Task directions |
Repeat the records. Match each character exactly.

Element data from apps and pages |
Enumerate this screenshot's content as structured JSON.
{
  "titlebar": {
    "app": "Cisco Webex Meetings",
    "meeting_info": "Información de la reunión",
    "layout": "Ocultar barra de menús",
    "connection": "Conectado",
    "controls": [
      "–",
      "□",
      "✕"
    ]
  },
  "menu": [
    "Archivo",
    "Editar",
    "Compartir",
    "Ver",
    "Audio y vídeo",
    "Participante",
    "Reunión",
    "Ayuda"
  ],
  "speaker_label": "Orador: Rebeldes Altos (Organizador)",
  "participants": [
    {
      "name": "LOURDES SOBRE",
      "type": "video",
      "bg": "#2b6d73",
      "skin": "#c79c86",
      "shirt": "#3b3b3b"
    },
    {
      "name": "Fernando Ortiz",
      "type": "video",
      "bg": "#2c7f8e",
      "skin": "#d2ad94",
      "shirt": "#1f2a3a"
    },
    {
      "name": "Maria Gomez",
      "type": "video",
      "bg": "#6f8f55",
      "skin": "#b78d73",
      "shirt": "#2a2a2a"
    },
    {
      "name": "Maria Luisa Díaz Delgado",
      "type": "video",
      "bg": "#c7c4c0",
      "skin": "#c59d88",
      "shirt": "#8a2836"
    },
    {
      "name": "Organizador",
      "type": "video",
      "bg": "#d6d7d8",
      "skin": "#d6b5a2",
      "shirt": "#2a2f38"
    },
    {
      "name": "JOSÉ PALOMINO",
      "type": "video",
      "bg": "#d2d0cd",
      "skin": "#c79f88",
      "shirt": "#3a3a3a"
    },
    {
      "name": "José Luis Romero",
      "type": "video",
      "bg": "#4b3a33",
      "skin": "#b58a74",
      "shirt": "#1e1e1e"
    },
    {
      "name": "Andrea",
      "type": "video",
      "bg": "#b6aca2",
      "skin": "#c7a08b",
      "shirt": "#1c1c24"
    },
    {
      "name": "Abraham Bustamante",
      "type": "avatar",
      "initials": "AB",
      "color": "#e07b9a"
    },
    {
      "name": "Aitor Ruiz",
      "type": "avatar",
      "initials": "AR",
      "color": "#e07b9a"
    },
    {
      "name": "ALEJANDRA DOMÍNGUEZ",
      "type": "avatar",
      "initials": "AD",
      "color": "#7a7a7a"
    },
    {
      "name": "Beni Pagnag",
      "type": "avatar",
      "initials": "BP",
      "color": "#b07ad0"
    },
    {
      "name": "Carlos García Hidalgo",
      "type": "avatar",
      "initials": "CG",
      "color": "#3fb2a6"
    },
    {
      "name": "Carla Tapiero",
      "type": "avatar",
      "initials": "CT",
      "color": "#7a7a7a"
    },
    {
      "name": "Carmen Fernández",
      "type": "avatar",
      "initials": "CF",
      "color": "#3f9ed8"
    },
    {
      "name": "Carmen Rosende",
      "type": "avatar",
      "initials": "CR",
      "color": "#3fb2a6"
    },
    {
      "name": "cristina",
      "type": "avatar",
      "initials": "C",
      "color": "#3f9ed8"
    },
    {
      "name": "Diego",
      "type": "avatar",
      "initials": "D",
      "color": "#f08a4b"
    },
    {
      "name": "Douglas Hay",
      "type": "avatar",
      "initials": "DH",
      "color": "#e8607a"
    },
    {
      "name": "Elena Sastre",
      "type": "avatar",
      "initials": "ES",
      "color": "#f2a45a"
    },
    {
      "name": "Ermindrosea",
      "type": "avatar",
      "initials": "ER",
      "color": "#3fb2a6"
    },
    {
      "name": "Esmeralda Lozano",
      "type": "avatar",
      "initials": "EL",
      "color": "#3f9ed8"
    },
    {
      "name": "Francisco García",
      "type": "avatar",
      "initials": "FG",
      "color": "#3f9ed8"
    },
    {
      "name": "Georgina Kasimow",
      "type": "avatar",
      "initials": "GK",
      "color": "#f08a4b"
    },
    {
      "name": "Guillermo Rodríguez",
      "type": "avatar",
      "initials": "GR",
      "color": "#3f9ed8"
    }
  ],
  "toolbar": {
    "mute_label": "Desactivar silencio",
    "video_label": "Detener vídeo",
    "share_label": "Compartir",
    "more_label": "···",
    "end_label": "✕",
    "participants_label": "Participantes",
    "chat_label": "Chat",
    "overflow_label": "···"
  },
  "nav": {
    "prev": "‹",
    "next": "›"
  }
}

Solution |
Enumerate this screenshot's content as structured JSON.
{
  "titlebar": {
    "app": "Cisco Webex Meetings",
    "meeting_info": "Información de la reunión",
    "layout": "Ocultar barra de menús",
    "connection": "Conectado",
    "controls": [
      "–",
      "□",
      "✕"
    ]
  },
  "menu": [
    "Archivo",
    "Editar",
    "Compartir",
    "Ver",
    "Audio y vídeo",
    "Participante",
    "Reunión",
    "Ayuda"
  ],
  "speaker_label": "Orador: Rebeldes Altos (Organizador)",
  "participants": [
    {
      "name": "LOURDES SOBRE",
      "type": "video",
      "bg": "#2b6d73",
      "skin": "#c79c86",
      "shirt": "#3b3b3b"
    },
    {
      "name": "Fernando Ortiz",
      "type": "video",
      "bg": "#2c7f8e",
      "skin": "#d2ad94",
      "shirt": "#1f2a3a"
    },
    {
      "name": "Maria Gomez",
      "type": "video",
      "bg": "#6f8f55",
      "skin": "#b78d73",
      "shirt": "#2a2a2a"
    },
    {
      "name": "Maria Luisa Díaz Delgado",
      "type": "video",
      "bg": "#c7c4c0",
      "skin": "#c59d88",
      "shirt": "#8a2836"
    },
    {
      "name": "Organizador",
      "type": "video",
      "bg": "#d6d7d8",
      "skin": "#d6b5a2",
      "shirt": "#2a2f38"
    },
    {
      "name": "JOSÉ PALOMINO",
      "type": "video",
      "bg": "#d2d0cd",
      "skin": "#c79f88",
      "shirt": "#3a3a3a"
    },
    {
      "name": "José Luis Romero",
      "type": "video",
      "bg": "#4b3a33",
      "skin": "#b58a74",
      "shirt": "#1e1e1e"
    },
    {
      "name": "Andrea",
      "type": "video",
      "bg": "#b6aca2",
      "skin": "#c7a08b",
      "shirt": "#1c1c24"
    },
    {
      "name": "Abraham Bustamante",
      "type": "avatar",
      "initials": "AB",
      "color": "#e07b9a"
    },
    {
      "name": "Aitor Ruiz",
      "type": "avatar",
      "initials": "AR",
      "color": "#e07b9a"
    },
    {
      "name": "ALEJANDRA DOMÍNGUEZ",
      "type": "avatar",
      "initials": "AD",
      "color": "#7a7a7a"
    },
    {
      "name": "Beni Pagnag",
      "type": "avatar",
      "initials": "BP",
      "color": "#b07ad0"
    },
    {
      "name": "Carlos García Hidalgo",
      "type": "avatar",
      "initials": "CG",
      "color": "#3fb2a6"
    },
    {
      "name": "Carla Tapiero",
      "type": "avatar",
      "initials": "CT",
      "color": "#7a7a7a"
    },
    {
      "name": "Carmen Fernández",
      "type": "avatar",
      "initials": "CF",
      "color": "#3f9ed8"
    },
    {
      "name": "Carmen Rosende",
      "type": "avatar",
      "initials": "CR",
      "color": "#3fb2a6"
    },
    {
      "name": "cristina",
      "type": "avatar",
      "initials": "C",
      "color": "#3f9ed8"
    },
    {
      "name": "Diego",
      "type": "avatar",
      "initials": "D",
      "color": "#f08a4b"
    },
    {
      "name": "Douglas Hay",
      "type": "avatar",
      "initials": "DH",
      "color": "#e8607a"
    },
    {
      "name": "Elena Sastre",
      "type": "avatar",
      "initials": "ES",
      "color": "#f2a45a"
    },
    {
      "name": "Ermindrosea",
      "type": "avatar",
      "initials": "ER",
      "color": "#3fb2a6"
    },
    {
      "name": "Esmeralda Lozano",
      "type": "avatar",
      "initials": "EL",
      "color": "#3f9ed8"
    },
    {
      "name": "Francisco García",
      "type": "avatar",
      "initials": "FG",
      "color": "#3f9ed8"
    },
    {
      "name": "Georgina Kasimow",
      "type": "avatar",
      "initials": "GK",
      "color": "#f08a4b"
    },
    {
      "name": "Guillermo Rodríguez",
      "type": "avatar",
      "initials": "GR",
      "color": "#3f9ed8"
    }
  ],
  "toolbar": {
    "mute_label": "Desactivar silencio",
    "video_label": "Detener vídeo",
    "share_label": "Compartir",
    "more_label": "···",
    "end_label": "✕",
    "participants_label": "Participantes",
    "chat_label": "Chat",
    "overflow_label": "···"
  },
  "nav": {
    "prev": "‹",
    "next": "›"
  }
}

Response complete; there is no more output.